“While most people think of over the road (OTR) truck drivers, of which there is great demand, there is a similarly high demand for local and regional drivers,” said Brian Shonk, vice chancellor for academics. “In our region, the poultry processing industry employs many commercial truck drivers to transport grains to feed plants, feed to poultry farms, poultry to processing plants, and various waste to disposal. Our region is home to many rock quarries delivering natural materials for processing and final use. Additionally, like many other locations, our area has a large need for service drivers delivering building materials, fuels, packages, septic services, and more.”
UACCB also plans to purchase an Omnicell autonomous pharmacy management system to be utilized in the registered nursing program. UACCB has a long standing partnership with White River Health System and Unity Health-White County Medical Center. Both healthcare institutions utilize the Omnicell system designed to deliver “the right dose to the right patient at the right time” in an effort to reduce errors in medicine administration. With the purchase of the Omnicell autonomous pharmacy system, UACCB nursing students will have the benefit of training with technology used in the local and regional healthcare systems, providing them with “real-world” workforce training.
The college also plans to enhance its computer technology offerings with the creation of a modern computer lab with 12 Apple iMac computers, a DJI Matrice 300 RTK drone and one Zenmuse H20T combination 20 megapixel camera, thermal camera, and laser range finder.
“Industrial Unmanned Aerial Vehicle (UAV) use has increased dramatically and the need for operators, and more importantly, persons to utilize data collected from UAV usage, is greatly needed,” Shonk said. “UACCB currently utilizes six educational drones for instructional purposes. These drones are very limited in their application and will continue to serve a role in the program but are not sufficient to demonstrate real-world capabilities. Technology is advancing at an exponential pace, and this is especially evident in the development of drone technology. This new drone will allow our students to train on the most current flight platform available.”
For more information about programs or admissions to UACCB, contact the admissions office at 870-612-2139.
The Independence Quorum Court met in a special session Thursday afternoon to accept a bid for the Big Creek Bridge project near Floral, which will revitalize the connection between Independence and Cleburne counties.
The quorum court meeting scheduled for June was rescheduled for July, but then this came up, so Independence County Judge Robert Griffin called a special meeting.
Four Arkansas-based companies bid on the project. Seagraves Construction out of Pocahontas was the lowest bid at $1,582,440. The second-lowest bid was $2,725,070.

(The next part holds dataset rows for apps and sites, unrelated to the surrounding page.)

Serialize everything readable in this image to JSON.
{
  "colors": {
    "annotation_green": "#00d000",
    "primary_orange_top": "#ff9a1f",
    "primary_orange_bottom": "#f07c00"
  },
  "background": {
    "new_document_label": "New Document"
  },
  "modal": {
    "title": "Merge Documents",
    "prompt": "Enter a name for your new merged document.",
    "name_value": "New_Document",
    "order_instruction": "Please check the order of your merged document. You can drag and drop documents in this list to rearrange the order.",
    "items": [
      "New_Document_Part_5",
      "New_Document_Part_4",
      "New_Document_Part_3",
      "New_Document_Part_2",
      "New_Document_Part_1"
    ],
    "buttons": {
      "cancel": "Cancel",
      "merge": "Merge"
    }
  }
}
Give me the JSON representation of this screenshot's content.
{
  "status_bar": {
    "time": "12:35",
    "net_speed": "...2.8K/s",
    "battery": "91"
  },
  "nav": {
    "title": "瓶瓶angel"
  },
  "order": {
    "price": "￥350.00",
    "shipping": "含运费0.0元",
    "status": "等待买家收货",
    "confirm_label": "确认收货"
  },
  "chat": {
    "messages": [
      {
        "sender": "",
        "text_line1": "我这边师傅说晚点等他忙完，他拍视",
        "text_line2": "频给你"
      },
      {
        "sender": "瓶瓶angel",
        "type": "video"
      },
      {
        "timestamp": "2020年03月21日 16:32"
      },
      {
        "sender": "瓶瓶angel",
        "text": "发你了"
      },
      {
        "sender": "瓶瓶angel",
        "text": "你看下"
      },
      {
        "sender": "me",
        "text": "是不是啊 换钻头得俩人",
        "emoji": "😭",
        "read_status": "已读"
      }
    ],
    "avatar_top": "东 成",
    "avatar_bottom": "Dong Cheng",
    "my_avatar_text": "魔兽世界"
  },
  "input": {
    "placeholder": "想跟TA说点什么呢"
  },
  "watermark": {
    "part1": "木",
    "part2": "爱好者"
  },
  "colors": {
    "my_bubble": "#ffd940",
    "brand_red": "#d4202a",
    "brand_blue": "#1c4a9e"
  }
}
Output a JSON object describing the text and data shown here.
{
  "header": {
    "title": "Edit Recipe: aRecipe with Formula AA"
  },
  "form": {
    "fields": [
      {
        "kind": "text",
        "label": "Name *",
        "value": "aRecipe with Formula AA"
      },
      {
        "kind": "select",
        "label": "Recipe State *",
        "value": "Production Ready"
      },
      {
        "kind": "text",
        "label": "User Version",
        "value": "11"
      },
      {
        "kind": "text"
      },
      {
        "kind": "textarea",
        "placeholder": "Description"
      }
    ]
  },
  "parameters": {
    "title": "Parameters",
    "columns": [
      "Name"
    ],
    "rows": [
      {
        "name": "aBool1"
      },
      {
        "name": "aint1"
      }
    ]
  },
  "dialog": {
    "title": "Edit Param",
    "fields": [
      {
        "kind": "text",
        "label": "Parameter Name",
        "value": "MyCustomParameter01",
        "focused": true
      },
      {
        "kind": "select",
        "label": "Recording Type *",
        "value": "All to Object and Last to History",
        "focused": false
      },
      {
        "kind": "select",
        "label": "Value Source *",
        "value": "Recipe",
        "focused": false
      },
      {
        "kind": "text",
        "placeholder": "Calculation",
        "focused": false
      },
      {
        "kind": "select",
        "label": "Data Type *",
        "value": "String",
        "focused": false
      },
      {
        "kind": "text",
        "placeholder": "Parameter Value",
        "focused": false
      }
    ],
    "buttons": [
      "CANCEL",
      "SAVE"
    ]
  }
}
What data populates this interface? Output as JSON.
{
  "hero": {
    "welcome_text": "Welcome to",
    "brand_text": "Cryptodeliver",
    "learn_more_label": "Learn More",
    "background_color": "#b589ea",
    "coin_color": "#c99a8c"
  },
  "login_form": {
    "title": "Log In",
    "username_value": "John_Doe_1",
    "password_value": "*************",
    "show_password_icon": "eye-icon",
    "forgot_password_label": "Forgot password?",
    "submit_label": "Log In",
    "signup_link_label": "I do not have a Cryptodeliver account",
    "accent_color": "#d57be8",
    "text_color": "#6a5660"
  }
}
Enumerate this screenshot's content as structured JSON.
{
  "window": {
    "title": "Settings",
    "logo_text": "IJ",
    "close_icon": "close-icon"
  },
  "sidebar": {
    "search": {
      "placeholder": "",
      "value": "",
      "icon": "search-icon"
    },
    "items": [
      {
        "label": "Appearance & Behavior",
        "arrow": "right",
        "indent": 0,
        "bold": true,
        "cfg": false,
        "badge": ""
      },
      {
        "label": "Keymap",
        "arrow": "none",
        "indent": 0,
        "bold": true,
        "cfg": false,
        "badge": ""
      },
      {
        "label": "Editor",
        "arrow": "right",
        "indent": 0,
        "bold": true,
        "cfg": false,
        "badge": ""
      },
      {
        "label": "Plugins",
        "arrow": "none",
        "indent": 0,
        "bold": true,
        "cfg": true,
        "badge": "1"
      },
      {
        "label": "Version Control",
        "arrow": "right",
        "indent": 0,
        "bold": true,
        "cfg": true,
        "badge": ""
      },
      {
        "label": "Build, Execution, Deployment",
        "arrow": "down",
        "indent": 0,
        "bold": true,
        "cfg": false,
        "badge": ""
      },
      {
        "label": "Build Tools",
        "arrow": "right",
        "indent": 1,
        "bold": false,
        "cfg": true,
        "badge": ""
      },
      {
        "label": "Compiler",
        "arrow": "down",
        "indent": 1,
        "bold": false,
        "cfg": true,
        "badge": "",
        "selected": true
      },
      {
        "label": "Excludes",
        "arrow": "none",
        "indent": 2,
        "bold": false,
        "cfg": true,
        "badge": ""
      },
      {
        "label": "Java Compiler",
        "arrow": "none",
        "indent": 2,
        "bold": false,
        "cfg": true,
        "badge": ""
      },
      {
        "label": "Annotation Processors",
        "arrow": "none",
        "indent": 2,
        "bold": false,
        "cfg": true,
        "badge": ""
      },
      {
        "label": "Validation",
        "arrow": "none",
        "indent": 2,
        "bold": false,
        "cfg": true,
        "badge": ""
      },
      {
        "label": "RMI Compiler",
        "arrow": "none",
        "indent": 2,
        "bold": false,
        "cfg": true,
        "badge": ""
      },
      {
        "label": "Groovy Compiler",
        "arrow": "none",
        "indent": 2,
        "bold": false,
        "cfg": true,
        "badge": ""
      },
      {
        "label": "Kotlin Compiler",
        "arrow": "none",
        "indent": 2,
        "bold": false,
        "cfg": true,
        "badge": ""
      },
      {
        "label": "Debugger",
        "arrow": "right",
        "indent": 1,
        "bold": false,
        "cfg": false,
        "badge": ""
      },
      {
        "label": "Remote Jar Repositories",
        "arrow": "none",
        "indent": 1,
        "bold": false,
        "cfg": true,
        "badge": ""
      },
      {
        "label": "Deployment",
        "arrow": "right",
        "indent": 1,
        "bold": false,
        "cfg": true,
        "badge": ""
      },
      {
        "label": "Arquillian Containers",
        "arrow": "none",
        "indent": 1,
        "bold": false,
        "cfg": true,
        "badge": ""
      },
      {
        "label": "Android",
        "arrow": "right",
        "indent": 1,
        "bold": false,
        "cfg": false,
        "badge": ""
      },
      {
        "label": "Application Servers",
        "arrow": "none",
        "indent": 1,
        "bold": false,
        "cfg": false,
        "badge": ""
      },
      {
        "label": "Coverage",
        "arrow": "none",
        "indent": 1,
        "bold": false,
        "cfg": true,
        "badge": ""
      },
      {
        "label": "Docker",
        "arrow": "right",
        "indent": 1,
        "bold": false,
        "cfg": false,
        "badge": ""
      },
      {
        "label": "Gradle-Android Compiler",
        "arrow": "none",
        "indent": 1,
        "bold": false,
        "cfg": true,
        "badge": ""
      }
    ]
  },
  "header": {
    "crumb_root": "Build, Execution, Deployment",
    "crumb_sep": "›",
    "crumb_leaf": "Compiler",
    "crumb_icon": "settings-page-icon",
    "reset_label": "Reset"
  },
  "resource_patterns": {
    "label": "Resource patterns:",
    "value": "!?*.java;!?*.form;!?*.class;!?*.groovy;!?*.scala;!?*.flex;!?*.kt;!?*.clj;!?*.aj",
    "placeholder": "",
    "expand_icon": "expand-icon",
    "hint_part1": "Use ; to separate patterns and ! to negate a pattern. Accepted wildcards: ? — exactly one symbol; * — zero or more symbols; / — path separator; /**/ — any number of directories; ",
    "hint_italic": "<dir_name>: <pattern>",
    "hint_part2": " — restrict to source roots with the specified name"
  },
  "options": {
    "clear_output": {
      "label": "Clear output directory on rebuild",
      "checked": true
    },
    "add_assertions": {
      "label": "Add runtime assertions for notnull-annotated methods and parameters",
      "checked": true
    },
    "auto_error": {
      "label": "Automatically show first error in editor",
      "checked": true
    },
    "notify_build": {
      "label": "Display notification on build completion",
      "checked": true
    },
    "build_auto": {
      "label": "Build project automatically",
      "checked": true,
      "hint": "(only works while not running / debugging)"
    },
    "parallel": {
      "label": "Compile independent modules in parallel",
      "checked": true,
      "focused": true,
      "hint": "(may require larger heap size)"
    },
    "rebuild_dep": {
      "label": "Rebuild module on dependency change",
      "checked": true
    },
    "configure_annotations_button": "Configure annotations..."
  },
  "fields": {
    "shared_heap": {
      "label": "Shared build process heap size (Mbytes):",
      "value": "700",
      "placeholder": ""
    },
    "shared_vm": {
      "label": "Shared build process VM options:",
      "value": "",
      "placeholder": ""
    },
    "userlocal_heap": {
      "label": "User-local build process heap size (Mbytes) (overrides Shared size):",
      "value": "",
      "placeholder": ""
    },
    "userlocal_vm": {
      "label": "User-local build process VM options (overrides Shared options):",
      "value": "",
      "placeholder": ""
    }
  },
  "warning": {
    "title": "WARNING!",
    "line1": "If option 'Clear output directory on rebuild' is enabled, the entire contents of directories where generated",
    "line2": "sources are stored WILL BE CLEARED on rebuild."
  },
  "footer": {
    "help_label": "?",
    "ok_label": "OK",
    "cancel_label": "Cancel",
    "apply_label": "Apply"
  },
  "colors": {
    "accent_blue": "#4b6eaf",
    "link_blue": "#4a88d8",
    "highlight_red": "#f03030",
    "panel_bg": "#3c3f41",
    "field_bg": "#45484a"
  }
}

The funding for the project is being provided by a grant from the Economic Development Administration and local funds. Griffin said the county will take care of dirt work and deconstruction of the existing structure, which will knock $156,000 off that amount.
“We are entering a period of inflationary trends and supply difficulties,” Griffin explained.
“I felt it was of utmost importance to expedite the approval of this project due to unprecedented economic conditions. We are very blessed,” Griffin said.
The structure will be concrete and work should commence promptly.
Seagraves Construction is currently working on a Center Grove Road bridge and has constructed a bridge on Johnson Hollow Road in the past.